• **About this exercise**
The records that follow must be printed exactly as they are.
- - -
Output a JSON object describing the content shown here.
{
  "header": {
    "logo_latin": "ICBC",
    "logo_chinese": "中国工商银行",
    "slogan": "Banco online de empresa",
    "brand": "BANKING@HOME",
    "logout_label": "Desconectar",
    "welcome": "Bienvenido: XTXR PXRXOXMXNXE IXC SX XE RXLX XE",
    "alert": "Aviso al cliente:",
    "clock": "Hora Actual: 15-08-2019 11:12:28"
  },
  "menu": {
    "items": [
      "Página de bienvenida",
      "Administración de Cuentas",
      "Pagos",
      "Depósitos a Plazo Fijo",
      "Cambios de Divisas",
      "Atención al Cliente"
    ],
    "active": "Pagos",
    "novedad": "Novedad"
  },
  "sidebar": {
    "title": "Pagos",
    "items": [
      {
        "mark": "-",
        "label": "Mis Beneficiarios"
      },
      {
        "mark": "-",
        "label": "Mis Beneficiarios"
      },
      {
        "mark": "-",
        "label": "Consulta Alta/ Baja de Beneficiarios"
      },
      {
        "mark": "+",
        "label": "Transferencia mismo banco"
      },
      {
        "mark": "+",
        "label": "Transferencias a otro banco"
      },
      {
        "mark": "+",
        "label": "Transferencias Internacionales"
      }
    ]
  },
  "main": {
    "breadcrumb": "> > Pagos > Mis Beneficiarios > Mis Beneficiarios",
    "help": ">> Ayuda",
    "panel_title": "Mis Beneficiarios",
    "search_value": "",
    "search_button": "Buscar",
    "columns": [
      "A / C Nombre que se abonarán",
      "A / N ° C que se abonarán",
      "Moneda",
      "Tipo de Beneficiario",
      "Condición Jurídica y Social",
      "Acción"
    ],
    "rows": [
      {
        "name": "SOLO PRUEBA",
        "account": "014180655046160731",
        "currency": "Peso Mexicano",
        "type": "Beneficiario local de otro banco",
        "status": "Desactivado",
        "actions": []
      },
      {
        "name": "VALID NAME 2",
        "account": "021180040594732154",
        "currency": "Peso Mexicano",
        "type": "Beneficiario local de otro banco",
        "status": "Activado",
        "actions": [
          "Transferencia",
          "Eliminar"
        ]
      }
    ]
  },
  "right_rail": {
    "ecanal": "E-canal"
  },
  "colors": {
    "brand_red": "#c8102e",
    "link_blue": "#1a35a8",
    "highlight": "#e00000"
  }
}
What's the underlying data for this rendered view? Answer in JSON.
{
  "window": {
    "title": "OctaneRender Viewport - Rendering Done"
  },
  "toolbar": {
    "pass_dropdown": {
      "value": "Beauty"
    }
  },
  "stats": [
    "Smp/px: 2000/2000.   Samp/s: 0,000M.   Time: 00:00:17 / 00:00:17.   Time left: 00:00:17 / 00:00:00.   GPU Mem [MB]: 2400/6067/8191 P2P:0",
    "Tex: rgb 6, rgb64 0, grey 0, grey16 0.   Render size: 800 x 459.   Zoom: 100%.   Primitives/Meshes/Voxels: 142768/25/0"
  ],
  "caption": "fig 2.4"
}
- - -
• **Problem solution**
Output a JSON object describing the content shown here.
{
  "header": {
    "logo_latin": "ICBC",
    "logo_chinese": "中国工商银行",
    "slogan": "Banco online de empresa",
    "brand": "BANKING@HOME",
    "logout_label": "Desconectar",
    "welcome": "Bienvenido: XTXR PXRXOXMXNXE IXC SX XE RXLX XE",
    "alert": "Aviso al cliente:",
    "clock": "Hora Actual: 15-08-2019 11:12:28"
  },
  "menu": {
    "items": [
      "Página de bienvenida",
      "Administración de Cuentas",
      "Pagos",
      "Depósitos a Plazo Fijo",
      "Cambios de Divisas",
      "Atención al Cliente"
    ],
    "active": "Pagos",
    "novedad": "Novedad"
  },
  "sidebar": {
    "title": "Pagos",
    "items": [
      {
        "mark": "-",
        "label": "Mis Beneficiarios"
      },
      {
        "mark": "-",
        "label": "Mis Beneficiarios"
      },
      {
        "mark": "-",
        "label": "Consulta Alta/ Baja de Beneficiarios"
      },
      {
        "mark": "+",
        "label": "Transferencia mismo banco"
      },
      {
        "mark": "+",
        "label": "Transferencias a otro banco"
      },
      {
        "mark": "+",
        "label": "Transferencias Internacionales"
      }
    ]
  },
  "main": {
    "breadcrumb": "> > Pagos > Mis Beneficiarios > Mis Beneficiarios",
    "help": ">> Ayuda",
    "panel_title": "Mis Beneficiarios",
    "search_value": "",
    "search_button": "Buscar",
    "columns": [
      "A / C Nombre que se abonarán",
      "A / N ° C que se abonarán",
      "Moneda",
      "Tipo de Beneficiario",
      "Condición Jurídica y Social",
      "Acción"
    ],
    "rows": [
      {
        "name": "SOLO PRUEBA",
        "account": "014180655046160731",
        "currency": "Peso Mexicano",
        "type": "Beneficiario local de otro banco",
        "status": "Desactivado",
        "actions": []
      },
      {
        "name": "VALID NAME 2",
        "account": "021180040594732154",
        "currency": "Peso Mexicano",
        "type": "Beneficiario local de otro banco",
        "status": "Activado",
        "actions": [
          "Transferencia",
          "Eliminar"
        ]
      }
    ]
  },
  "right_rail": {
    "ecanal": "E-canal"
  },
  "colors": {
    "brand_red": "#c8102e",
    "link_blue": "#1a35a8",
    "highlight": "#e00000"
  }
}
What's the underlying data for this rendered view? Answer in JSON.
{
  "window": {
    "title": "OctaneRender Viewport - Rendering Done"
  },
  "toolbar": {
    "pass_dropdown": {
      "value": "Beauty"
    }
  },
  "stats": [
    "Smp/px: 2000/2000.   Samp/s: 0,000M.   Time: 00:00:17 / 00:00:17.   Time left: 00:00:17 / 00:00:00.   GPU Mem [MB]: 2400/6067/8191 P2P:0",
    "Tex: rgb 6, rgb64 0, grey 0, grey16 0.   Render size: 800 x 459.   Zoom: 100%.   Primitives/Meshes/Voxels: 142768/25/0"
  ],
  "caption": "fig 2.4"
}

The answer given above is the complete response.